**Requirement**
Every line that contains the word "Rate" should be copied from the records below.

(Dataset excerpts begins)

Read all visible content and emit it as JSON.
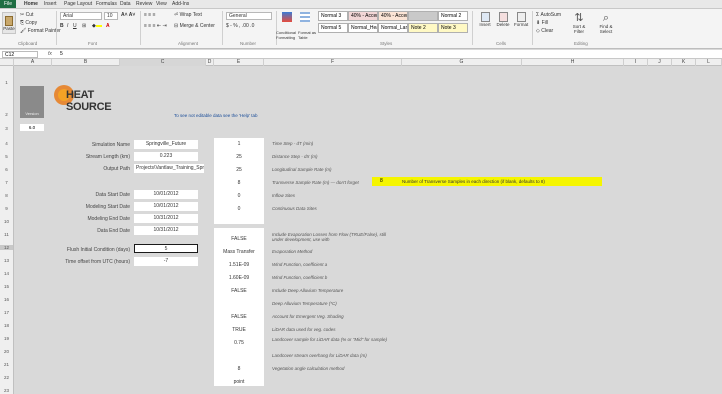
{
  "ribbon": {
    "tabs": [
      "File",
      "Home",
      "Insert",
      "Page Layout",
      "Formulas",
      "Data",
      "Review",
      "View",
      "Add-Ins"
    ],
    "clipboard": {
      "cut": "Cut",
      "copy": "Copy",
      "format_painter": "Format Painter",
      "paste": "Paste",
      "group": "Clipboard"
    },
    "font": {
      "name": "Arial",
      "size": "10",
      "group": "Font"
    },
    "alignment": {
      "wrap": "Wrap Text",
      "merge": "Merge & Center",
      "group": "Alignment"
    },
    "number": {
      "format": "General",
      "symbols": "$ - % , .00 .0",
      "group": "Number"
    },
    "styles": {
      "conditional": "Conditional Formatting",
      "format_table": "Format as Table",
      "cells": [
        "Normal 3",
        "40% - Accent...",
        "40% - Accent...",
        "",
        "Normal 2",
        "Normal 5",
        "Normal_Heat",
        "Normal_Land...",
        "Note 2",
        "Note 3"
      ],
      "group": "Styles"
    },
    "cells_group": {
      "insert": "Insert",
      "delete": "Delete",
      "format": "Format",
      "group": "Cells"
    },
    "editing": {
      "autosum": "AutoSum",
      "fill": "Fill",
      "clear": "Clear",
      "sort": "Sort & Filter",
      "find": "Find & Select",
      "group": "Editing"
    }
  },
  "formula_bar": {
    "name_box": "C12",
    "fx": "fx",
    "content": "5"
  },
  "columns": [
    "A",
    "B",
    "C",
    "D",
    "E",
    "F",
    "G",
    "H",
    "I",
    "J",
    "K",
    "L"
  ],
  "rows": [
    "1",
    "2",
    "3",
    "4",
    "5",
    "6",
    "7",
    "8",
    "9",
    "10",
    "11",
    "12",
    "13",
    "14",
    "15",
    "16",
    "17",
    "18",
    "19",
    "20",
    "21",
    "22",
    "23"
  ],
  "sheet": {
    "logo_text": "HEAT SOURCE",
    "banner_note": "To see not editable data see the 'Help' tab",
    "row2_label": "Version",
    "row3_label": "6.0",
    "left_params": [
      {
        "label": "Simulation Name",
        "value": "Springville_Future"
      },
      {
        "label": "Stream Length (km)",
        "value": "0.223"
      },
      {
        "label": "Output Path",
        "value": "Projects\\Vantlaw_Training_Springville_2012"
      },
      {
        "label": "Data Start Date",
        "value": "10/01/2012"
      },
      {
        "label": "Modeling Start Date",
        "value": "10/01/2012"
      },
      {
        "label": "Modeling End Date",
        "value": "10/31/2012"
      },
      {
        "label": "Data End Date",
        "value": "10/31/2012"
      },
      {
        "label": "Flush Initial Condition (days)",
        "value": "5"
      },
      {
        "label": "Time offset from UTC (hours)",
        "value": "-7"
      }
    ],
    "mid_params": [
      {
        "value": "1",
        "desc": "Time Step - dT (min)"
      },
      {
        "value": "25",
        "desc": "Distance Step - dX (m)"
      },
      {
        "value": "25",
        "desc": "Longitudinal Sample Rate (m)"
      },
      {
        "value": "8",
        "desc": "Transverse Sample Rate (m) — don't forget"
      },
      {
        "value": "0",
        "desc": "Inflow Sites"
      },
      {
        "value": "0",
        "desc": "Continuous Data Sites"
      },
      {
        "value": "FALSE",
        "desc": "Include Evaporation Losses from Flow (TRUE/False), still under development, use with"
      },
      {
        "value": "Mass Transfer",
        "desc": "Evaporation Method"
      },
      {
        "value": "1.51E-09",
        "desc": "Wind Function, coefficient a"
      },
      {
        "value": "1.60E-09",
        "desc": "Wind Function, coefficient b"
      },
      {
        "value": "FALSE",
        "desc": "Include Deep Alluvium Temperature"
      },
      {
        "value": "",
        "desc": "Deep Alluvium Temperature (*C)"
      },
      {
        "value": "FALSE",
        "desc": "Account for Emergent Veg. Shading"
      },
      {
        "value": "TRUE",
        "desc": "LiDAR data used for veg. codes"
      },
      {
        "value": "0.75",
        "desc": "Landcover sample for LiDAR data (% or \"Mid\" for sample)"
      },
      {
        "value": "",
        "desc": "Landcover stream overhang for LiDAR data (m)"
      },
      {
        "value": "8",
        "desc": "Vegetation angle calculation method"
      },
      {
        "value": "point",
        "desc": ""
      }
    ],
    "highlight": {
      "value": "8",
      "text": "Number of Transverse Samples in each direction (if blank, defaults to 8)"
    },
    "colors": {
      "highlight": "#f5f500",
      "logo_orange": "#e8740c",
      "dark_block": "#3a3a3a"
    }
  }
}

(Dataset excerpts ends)
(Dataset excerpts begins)

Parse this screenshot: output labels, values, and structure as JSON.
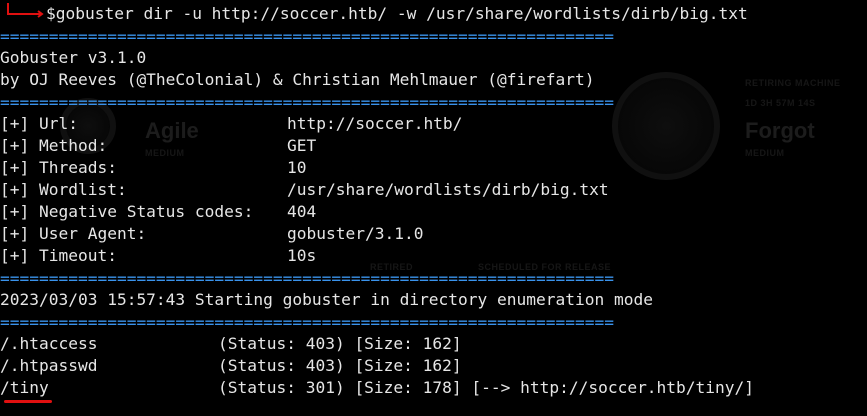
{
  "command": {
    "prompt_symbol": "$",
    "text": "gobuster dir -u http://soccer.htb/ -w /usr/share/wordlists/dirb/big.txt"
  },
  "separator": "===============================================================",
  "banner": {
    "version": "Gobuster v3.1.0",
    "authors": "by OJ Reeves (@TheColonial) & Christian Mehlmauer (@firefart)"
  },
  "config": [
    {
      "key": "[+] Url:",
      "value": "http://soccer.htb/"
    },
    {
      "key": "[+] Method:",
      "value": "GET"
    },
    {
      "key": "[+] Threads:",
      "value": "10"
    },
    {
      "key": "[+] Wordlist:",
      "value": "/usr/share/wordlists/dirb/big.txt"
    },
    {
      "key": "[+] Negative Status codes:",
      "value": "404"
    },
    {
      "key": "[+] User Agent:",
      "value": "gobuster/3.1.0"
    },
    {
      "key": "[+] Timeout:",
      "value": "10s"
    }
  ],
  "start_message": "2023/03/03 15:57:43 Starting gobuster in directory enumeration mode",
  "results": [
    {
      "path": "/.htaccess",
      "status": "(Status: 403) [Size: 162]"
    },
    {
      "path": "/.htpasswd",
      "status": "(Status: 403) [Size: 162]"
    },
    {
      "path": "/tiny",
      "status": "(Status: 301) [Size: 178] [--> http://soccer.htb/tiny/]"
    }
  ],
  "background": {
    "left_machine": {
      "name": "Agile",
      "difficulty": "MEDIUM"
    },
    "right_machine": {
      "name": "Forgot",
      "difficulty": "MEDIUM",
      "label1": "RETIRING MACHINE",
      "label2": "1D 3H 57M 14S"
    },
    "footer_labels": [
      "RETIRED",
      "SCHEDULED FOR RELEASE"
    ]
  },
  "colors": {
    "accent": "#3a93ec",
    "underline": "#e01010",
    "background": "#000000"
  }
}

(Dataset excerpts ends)
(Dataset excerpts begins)

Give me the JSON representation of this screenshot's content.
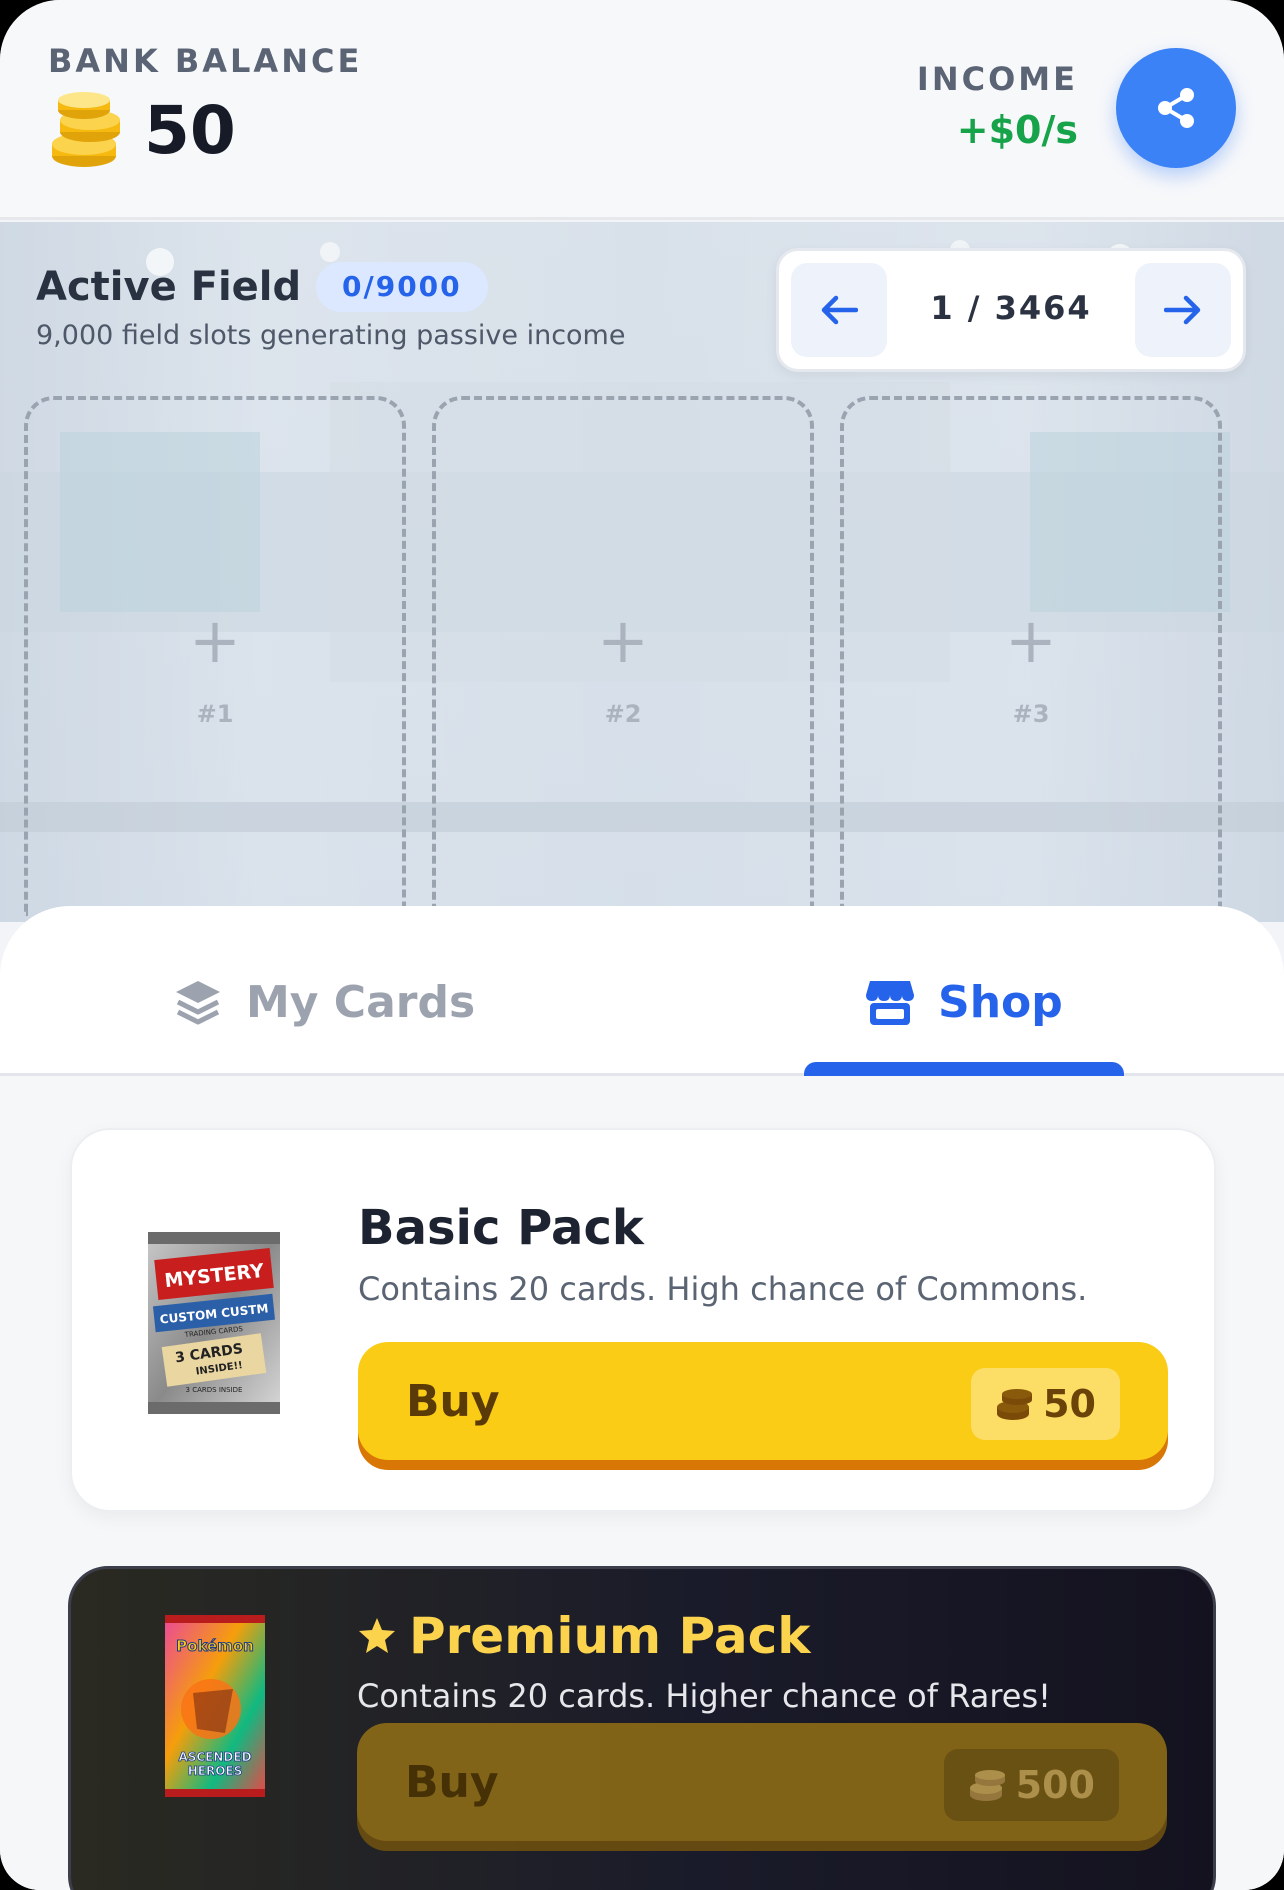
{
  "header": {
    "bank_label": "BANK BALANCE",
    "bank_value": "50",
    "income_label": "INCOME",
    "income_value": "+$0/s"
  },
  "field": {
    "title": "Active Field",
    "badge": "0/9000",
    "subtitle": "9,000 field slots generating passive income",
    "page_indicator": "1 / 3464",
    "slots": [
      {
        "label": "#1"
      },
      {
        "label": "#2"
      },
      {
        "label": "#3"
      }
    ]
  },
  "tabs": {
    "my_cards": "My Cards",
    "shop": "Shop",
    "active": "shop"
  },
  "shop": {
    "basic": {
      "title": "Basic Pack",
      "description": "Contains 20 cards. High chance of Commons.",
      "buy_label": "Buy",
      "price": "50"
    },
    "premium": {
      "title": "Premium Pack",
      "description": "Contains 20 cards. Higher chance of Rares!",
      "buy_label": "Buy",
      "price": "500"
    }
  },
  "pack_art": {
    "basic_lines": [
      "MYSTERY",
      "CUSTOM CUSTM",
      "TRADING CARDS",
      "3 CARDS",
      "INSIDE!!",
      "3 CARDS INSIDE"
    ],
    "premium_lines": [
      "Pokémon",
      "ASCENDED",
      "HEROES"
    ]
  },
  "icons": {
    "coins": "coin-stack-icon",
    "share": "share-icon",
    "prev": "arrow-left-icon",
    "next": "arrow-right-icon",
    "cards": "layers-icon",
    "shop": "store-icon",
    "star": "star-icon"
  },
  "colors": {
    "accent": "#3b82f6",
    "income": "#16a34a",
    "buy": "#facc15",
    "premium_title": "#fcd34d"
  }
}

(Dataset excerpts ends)

**Exercise solution**
        "desc": "Longitudinal Sample Rate (m)"
        "desc": "Transverse Sample Rate (m) — don't forget"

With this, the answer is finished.